Professor Kong Lingshuai of the College of Education at Shanghai Normal University has studied the city's Pisa successes.

He says that the secret is a mix of "traditional elements and modern elements". The former relate to the high expectations of "tiger" parents, and a belief instilled in Chinese children from a young age that effort is crucial to gaining a good education.

"Chinese parents pay great attention to their children's education in the hope that their sons will one day become dragons and their daughters phoenixes," says Kong.

The "modern elements" include Shanghai's willingness constantly to adapt its curriculum and teaching practices; its focus on improving under-achieving schools by pairing them with those that excel; its openness to foreign ideas; and the introduction of performance-related pay.

An obsession with training has also been key, says Kong. As of last year, new teachers have to undergo a standardised, one-year training course before starting in the classroom.

Once qualified, they are required to complete at least 240 hours' training in their first five years. Teachers are also encouraged to attend each other's classes to promote a culture of "idea sharing, exchanging and positive competition".

Outsiders often dismiss China's education system as a pressure-cooker-style frenzy of exams that places too much emphasis on rote-learning and does little to stimulate creativity.

But in Shanghai at least, that may be starting to change.

Authorities are attempting to move away from testing that relies too heavily on memorising facts and figures, and some schools are also giving students more time to play, rather than just study.

Gao Xinhong, a Shanghai student who became a minor local celebrity after getting the highest marks in this year's "gaokao" university entrance exams, says the schooling system is becoming more flexible.

"The greatest part of Shanghai's education system was that it gave me a broad perspective compared to other Chinese cities. Shanghai's education is good because it does not treat grades as the only thing for a student," she says.

Zhu Yi, the father of 10-year-old Amy Zhu, agrees. "It is much better than before. Schools in Shanghai now focus on the all-round development of students," says Yi, a sports instructor.

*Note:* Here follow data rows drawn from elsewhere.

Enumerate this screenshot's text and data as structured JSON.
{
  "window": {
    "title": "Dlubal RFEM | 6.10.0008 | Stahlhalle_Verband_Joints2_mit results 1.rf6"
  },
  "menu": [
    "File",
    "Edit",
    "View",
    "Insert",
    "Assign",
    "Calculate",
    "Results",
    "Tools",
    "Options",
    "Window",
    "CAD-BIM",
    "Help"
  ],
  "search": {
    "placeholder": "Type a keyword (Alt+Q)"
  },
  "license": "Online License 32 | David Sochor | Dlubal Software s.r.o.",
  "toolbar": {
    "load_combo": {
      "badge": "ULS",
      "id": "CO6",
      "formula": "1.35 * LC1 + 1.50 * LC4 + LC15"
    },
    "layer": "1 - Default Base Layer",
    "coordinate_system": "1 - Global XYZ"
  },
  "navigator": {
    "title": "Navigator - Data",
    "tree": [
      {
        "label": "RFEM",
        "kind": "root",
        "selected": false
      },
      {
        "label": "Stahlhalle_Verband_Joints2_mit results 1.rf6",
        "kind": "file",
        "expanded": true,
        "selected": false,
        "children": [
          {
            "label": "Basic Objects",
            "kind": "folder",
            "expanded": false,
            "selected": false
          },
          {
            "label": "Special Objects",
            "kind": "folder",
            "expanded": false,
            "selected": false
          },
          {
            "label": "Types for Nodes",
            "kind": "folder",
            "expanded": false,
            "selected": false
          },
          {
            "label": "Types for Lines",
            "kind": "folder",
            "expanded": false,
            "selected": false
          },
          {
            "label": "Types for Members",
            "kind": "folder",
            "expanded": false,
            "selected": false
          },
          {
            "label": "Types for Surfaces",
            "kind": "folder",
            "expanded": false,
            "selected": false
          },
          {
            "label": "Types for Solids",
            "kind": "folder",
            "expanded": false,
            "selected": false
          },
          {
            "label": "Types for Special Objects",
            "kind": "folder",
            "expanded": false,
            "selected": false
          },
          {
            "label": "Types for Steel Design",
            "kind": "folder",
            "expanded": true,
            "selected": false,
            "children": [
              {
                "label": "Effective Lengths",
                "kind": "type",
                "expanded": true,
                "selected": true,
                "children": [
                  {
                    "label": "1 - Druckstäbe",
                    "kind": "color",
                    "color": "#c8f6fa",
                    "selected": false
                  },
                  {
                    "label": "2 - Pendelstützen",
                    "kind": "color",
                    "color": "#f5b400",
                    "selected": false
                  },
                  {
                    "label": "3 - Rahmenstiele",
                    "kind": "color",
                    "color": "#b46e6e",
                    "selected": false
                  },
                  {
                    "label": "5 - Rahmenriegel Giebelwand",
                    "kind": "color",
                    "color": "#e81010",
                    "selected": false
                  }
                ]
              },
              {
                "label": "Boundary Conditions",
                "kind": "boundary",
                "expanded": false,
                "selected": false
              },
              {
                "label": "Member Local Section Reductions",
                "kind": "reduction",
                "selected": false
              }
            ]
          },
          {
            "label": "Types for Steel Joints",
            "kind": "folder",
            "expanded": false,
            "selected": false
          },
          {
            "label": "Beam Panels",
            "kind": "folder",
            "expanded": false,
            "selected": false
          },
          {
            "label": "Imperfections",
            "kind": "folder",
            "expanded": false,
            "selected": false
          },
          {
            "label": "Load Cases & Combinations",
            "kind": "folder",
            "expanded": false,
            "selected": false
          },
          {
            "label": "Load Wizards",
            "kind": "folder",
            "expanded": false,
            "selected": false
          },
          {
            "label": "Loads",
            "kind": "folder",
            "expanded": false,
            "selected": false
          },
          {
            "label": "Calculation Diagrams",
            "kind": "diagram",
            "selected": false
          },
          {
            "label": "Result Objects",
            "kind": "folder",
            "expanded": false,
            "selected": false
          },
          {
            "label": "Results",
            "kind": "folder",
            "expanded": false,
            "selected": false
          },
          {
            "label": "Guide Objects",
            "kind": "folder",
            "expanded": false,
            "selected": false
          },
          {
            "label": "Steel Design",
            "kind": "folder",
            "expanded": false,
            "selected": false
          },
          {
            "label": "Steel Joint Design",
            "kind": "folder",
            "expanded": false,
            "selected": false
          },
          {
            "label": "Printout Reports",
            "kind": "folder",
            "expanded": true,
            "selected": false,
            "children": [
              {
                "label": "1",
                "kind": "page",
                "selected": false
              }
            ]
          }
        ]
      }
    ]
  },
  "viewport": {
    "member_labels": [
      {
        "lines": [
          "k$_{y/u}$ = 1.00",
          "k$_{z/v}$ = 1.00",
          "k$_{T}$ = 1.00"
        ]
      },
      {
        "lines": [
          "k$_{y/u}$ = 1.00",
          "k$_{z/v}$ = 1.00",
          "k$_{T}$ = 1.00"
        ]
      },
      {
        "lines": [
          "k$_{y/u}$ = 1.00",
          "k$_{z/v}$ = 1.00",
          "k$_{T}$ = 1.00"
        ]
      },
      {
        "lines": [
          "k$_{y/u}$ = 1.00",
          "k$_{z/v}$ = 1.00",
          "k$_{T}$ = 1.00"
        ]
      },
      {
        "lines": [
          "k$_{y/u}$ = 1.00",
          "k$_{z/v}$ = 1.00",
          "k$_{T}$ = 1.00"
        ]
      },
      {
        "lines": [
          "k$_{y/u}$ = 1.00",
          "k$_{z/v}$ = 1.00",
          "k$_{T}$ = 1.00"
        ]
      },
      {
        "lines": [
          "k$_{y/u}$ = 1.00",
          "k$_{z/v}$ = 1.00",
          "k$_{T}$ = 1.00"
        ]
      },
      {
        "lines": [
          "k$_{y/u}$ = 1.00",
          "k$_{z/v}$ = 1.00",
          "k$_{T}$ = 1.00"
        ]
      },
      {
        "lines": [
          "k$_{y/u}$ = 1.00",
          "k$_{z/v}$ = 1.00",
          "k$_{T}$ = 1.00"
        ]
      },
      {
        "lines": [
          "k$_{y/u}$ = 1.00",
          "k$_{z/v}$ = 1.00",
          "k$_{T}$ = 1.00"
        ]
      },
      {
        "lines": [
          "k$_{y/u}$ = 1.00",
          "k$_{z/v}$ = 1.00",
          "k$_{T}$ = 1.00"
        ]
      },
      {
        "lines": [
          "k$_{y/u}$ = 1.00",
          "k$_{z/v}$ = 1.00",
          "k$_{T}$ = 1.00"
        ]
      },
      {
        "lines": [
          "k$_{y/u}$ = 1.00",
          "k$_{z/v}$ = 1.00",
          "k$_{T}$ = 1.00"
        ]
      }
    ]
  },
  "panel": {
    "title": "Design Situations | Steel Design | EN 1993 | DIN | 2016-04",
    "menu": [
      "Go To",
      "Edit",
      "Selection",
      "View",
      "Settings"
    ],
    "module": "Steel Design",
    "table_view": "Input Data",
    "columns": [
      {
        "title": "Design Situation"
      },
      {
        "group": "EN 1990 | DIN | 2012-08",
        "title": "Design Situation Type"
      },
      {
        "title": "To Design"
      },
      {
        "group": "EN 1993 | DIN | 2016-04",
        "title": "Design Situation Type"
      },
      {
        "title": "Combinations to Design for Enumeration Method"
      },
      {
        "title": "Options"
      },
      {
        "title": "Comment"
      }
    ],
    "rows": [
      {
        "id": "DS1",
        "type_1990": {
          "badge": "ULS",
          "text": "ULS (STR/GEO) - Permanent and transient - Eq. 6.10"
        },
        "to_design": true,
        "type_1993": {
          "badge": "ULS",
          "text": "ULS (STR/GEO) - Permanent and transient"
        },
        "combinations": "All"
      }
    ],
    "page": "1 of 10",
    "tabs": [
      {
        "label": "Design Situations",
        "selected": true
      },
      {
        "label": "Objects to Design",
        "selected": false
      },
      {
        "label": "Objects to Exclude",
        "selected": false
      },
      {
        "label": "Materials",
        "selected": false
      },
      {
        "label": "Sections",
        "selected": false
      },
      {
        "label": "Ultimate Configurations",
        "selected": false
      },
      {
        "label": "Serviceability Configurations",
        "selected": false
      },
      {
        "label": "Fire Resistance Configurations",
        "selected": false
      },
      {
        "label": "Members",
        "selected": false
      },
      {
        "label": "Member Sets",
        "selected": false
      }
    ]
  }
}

He points to an ancient Chinese dedication to learning when asked to explain the city's Pisa successes, but warns: "Education is cultural. It can't simply be copied or borrowed."

Kong says cultural factors have been central to Shanghai's Pisa glories but suggests western students hoping to catch up with their Asian peers would do well to take on some extra homework.

"The number of hours Chinese students put into homework is several times higher than their western pals," he says.

Lucy Dong's mother, Wang Huichun, says that even Shanghai's over-achieving students need to work harder if they are to keep succeeding.

"[My daughter's] school is more interested in the arts than it is in academic performance," Wang complains, in true "tiger mother" fashion.

"There is not enough homework. It worries me a little."